“Make your coffee at home to save money.”
That’s one thing my mom kept reminding me before I moved abroad. Be smart and save money in little ways. A cup of coffee might seem like a small cost but when you add it up over weeks and months it adds up. A good idea but I’m running into one small problem…
I’m buying coffee every day. I’m living in a country that loves their cafes and coffee. Not only do I buy coffees out, I’m actually buying more coffees out than I ever have before.
There is a rather lovely culture around coffee (and tea) in Australia. Almost all of my coworkers either go on coffee shop runs daily. There are so many local cafes to choose from and they all take their coffee very seriously. It’s made properly and never rushed. My first week here I stood impatiently waiting for my coffee to be ready. I’ve learned quickly that is the wrong approach to take when it comes to ordering your coffee here. I have to remind myself to pause, wait, and relax.
I also like when going for a coffee becomes an event. At home I would make coffee in the morning as part of a caffeine habit. I never thought about it or enjoyed it. It was a mindless, early morning act. In Australia I like to sit and enjoy a coffee, ask a friend or coworker to come along or meet someone for coffee because it’s an occasion.

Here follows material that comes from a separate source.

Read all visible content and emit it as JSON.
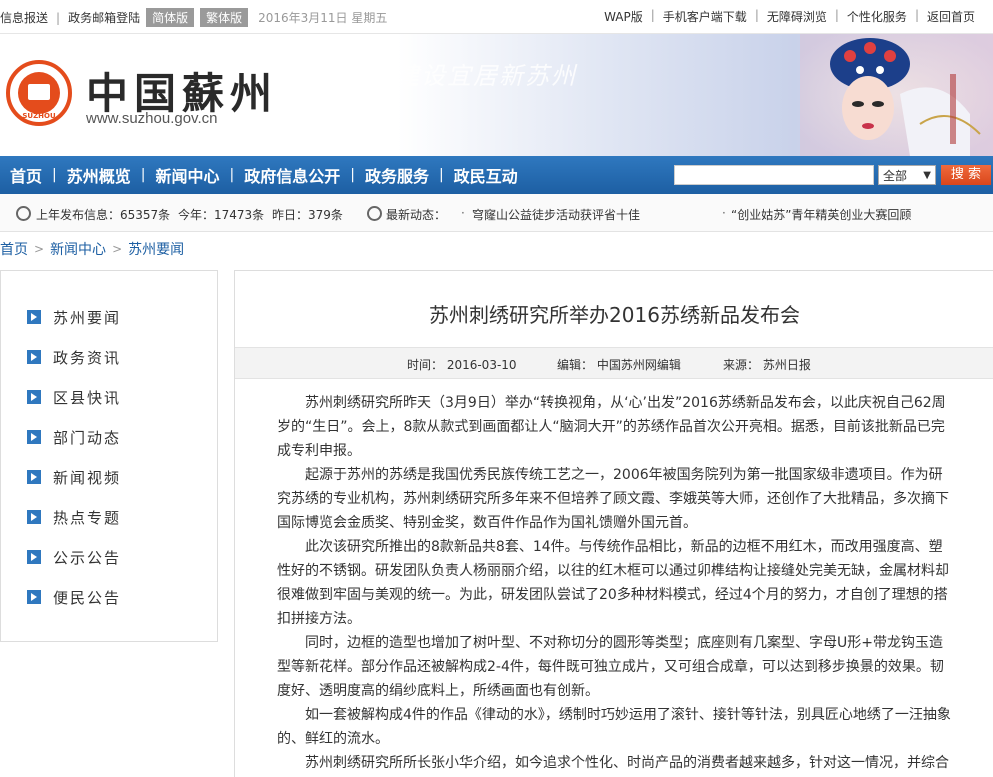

What is the coffee culture where you’re from?
15 thoughts on “Sipping on some Coffee Culture: Australian Edition”
Great post Hannah!
Coffee serves two purposes for me. One, it’s caffeine and I rely on it. It’s safe to say I’m addicted — I have about 4 cups of coffee on any given work day to get me through it and to get through that evening’s activities.
But I also enjoy my coffee. While I try to make my coffee and home and work, when’s it’s time to meet up with someone for a one-on-one, or if I need to meet with the other webmasters for our pariah, or really if it’s any sort of meeting that can take place in a coffee shop, that’s my vote.
Thanks Lauren — I love/hate being addicted to that morning caffeine at times. I’ve tried giving it up for periods and only drinking water. It works well if you can survive those first couple weeks. Then you don’t miss it!
Just all part of the culture, I guess. Like in furnished apartments, all places come with kettles for hot water but never a coffeemaker in sight!
Man, I miss my “morning tea” breaks in New Zealand:-)
Yes, I found the non-stove top kettle a bit strange when I first came here, but it’s growing on me. lol
I can’t drink instant anymore.. and while I’ve considered buying a coffee machine for home in the interests of ‘saving money’ I’m not home enough to justify the upfront cost when I can just walk 200m up the road to a cafe that does a great coffee for $3.00.
Also, it’s a great excuse to duck out of the office and get some air during the day. Even if it’s only for 5 minutesd.
Your Dad told me to look you up on the internet. He is soooo proud of you and I know that he misses you alot. I had called him to tell him that it was peroghi time. I do miss your Dad and Uncle but I do enjoy being retired.
Lots of good wishes as you start your new beginning.
Lately I’ve been drinking the crap at the bottom of the pot out of Ernie’s left over styrofoam Speedway cups… classy. But, you gotta do what you gotta do.
Oh, you’ve made me realise how much I miss Aussie coffee – I’m an Australian relocated to Canada. I can find good coffee here – but it’s not the same.
I worry that I’m spoiled now. I’ll return home and be a coffee snob!
Lucky one of your colleagues quit coffee altogether! 🙂